On the “Completing the New Simple Volume Wizard” page, click “Finish” to complete the creation of the new volume.
Our new volume will now be visible in the Windows File Explorer, highlighted by the Label and Drive Letter we set during the creation wizard. In this example, we have our “X:” drive labelled as “FileShare”.
Configure vSAN Policy for the Volume Gateway VM
The last step we should make to follow AWS best practices is to reserve all disk space for the Volume Gateway cache and upload buffer disks. AWS recommends to create cache and upload buffer disks with Thick Provisioned format. As we are leveraging vSAN in VMC we don’t have Thick Provisioning available in the traditional sense. We must use Storage Policies to reserve all disk space for the disks. The first step is to go into our vSphere Client and select “Policies and Profiles” from the main Menu.
In the “Policies and Profiles” page, under “VM Storage Policies”, select “Create VM Storage Policy”.
In the “Create VM Storage Policy”, select a name for the policy and click “Next”.
In the “Policy Structure” window, set the flag on “Enable rules for vSAN storage”, then click “Next”.
In the vSAN window, under “Availability” configuration, we can leave the default settings and switch to the “Advanced Policy Rules” tab.
Once in the “Advanced Policy Rules” tab, we can change the “Object space reservation” field to “Thick provisioning”, leaving all the other fields at their defaults. Then, click “Next”.
Select the “WorkloadDatastore” and click “Next”.
In the next window we can review all the settings we have made and click “Finish”.
We can now move to our Volume Gateway Virtual Machine and select “Edit Settings…” under the “ACTIONS” Menu.
Under the “Virtual Hardware” tab, we can now select the hard disks we assigned to the Volume Gateway as the cache and upload buffer volumes, and assign these the newly created Storage Policy. Once done, click “OK”. This will pre-assign all the configured disk space to both disks, replacing the default thin provisioning based policy.
One last important thing to mention is how we can save the data hosted in Volumes we create and expose through the Volume Gateway. All the options we have are available in the AWS Console, Storage Gateway services, under “Volumes”. Selecting the Volume we want to work on, under the “Actions” menu we have the option to create an on-demand backup with the AWS Backup managed service, to create a Backup plan with AWS Backup, or to create EBS snapshot (hosted in S3). Snapshots enable us to restore a Volume to a specific point in time, or to create a new Volume based on an existent snapshot.
This concludes this post.
We have created a Volume Gateway in VMware Cloud on AWS, delivering block disk devices based on iSCSI to our workloads, leveraging S3 as the backend storage.

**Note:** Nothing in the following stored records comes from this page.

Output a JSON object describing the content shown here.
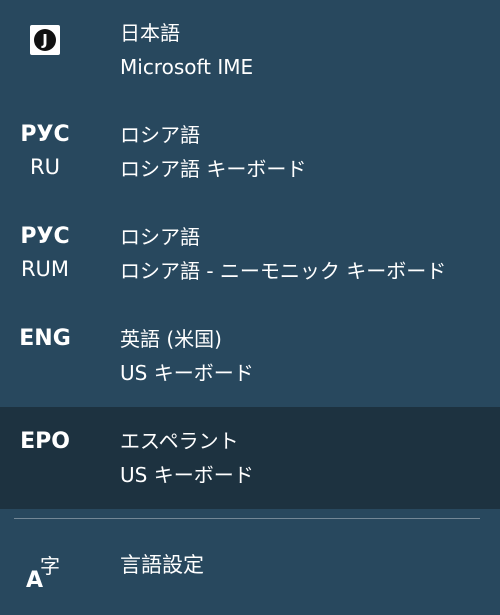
{
  "items": [
    {
      "icon": "ime-j-icon",
      "abbr": "",
      "sub": "",
      "line1": "日本語",
      "line2": "Microsoft IME",
      "selected": false
    },
    {
      "icon": "",
      "abbr": "РУС",
      "sub": "RU",
      "line1": "ロシア語",
      "line2": "ロシア語 キーボード",
      "selected": false
    },
    {
      "icon": "",
      "abbr": "РУС",
      "sub": "RUM",
      "line1": "ロシア語",
      "line2": "ロシア語 - ニーモニック キーボード",
      "selected": false
    },
    {
      "icon": "",
      "abbr": "ENG",
      "sub": "",
      "line1": "英語 (米国)",
      "line2": "US キーボード",
      "selected": false
    },
    {
      "icon": "",
      "abbr": "EPO",
      "sub": "",
      "line1": "エスペラント",
      "line2": "US キーボード",
      "selected": true
    }
  ],
  "ime_icon_letter": "J",
  "settings": {
    "icon_letter_a": "A",
    "icon_letter_k": "字",
    "label": "言語設定"
  },
  "colors": {
    "background": "#28485e",
    "selected_row": "#1f313d",
    "text": "#ffffff"
  }
}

A volume gateway provides cloud-backed storage volumes that you can mount as Internet Small Computer System Interface (iSCSI) devices from your application servers hosted in VMware Cloud on AWS.
Stay tuned for future content! #ESVR